YOUR GOAL: The goal is a clean copy of all the data below, with pictures dropped and everything else retyped exactly.

++++

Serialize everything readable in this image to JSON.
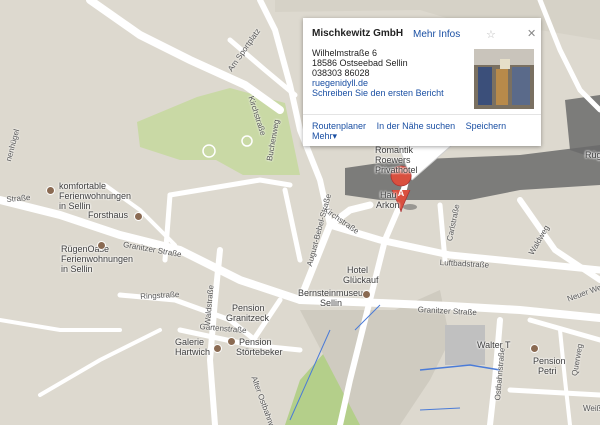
{
  "info": {
    "title": "Mischkewitz GmbH",
    "more_info": "Mehr Infos",
    "street": "Wilhelmstraße 6",
    "city": "18586 Ostseebad Sellin",
    "phone": "038303 86028",
    "website": "ruegenidyll.de",
    "review": "Schreiben Sie den ersten Bericht",
    "actions": [
      "Routenplaner",
      "In der Nähe suchen",
      "Speichern",
      "Mehr▾"
    ],
    "star_icon": "star-icon",
    "close_icon": "close-icon"
  },
  "marker": {
    "letter": "A",
    "color": "#d9503f"
  },
  "places": [
    "komfortable",
    "Ferienwohnungen",
    "in Sellin",
    "Forsthaus",
    "RügenOase",
    "Ferienwohnungen",
    "in Sellin",
    "Romantik",
    "Roewers",
    "Privathotel",
    "Hau",
    "Arkon",
    "Hotel",
    "Glückauf",
    "Bernsteinmuseum",
    "Sellin",
    "Pension",
    "Granitzeck",
    "Galerie",
    "Hartwich",
    "Pension",
    "Störtebeker",
    "Walter T",
    "Pension",
    "Petri",
    "Rüg"
  ],
  "streets": [
    "Am Sportplatz",
    "Kirchstraße",
    "Buchenweg",
    "August-Bebel-Straße",
    "Kirchstraße",
    "Carlstraße",
    "Luftbadstraße",
    "Waldweg",
    "Neuer Weg",
    "Granitzer Straße",
    "Ringstraße",
    "Granitzer Straße",
    "Gartenstraße",
    "Waldstraße",
    "Ostbahnstraße",
    "Querweg",
    "Weiß",
    "Straße",
    "nenhügel",
    "Alter Ostbahnwegl"
  ],
  "colors": {
    "land": "#ddd9cf",
    "road": "#ffffff",
    "park": "#c9d9a5",
    "green_strip": "#b4cf8a",
    "building": "#cfcbc0",
    "shadow": "#6b6b6b",
    "link": "#1a4fa3",
    "water_line": "#4a7bd8"
  }
}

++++

WORKED SOLUTION:
Serialize everything readable in this image to JSON.
{
  "info": {
    "title": "Mischkewitz GmbH",
    "more_info": "Mehr Infos",
    "street": "Wilhelmstraße 6",
    "city": "18586 Ostseebad Sellin",
    "phone": "038303 86028",
    "website": "ruegenidyll.de",
    "review": "Schreiben Sie den ersten Bericht",
    "actions": [
      "Routenplaner",
      "In der Nähe suchen",
      "Speichern",
      "Mehr▾"
    ],
    "star_icon": "star-icon",
    "close_icon": "close-icon"
  },
  "marker": {
    "letter": "A",
    "color": "#d9503f"
  },
  "places": [
    "komfortable",
    "Ferienwohnungen",
    "in Sellin",
    "Forsthaus",
    "RügenOase",
    "Ferienwohnungen",
    "in Sellin",
    "Romantik",
    "Roewers",
    "Privathotel",
    "Hau",
    "Arkon",
    "Hotel",
    "Glückauf",
    "Bernsteinmuseum",
    "Sellin",
    "Pension",
    "Granitzeck",
    "Galerie",
    "Hartwich",
    "Pension",
    "Störtebeker",
    "Walter T",
    "Pension",
    "Petri",
    "Rüg"
  ],
  "streets": [
    "Am Sportplatz",
    "Kirchstraße",
    "Buchenweg",
    "August-Bebel-Straße",
    "Kirchstraße",
    "Carlstraße",
    "Luftbadstraße",
    "Waldweg",
    "Neuer Weg",
    "Granitzer Straße",
    "Ringstraße",
    "Granitzer Straße",
    "Gartenstraße",
    "Waldstraße",
    "Ostbahnstraße",
    "Querweg",
    "Weiß",
    "Straße",
    "nenhügel",
    "Alter Ostbahnwegl"
  ],
  "colors": {
    "land": "#ddd9cf",
    "road": "#ffffff",
    "park": "#c9d9a5",
    "green_strip": "#b4cf8a",
    "building": "#cfcbc0",
    "shadow": "#6b6b6b",
    "link": "#1a4fa3",
    "water_line": "#4a7bd8"
  }
}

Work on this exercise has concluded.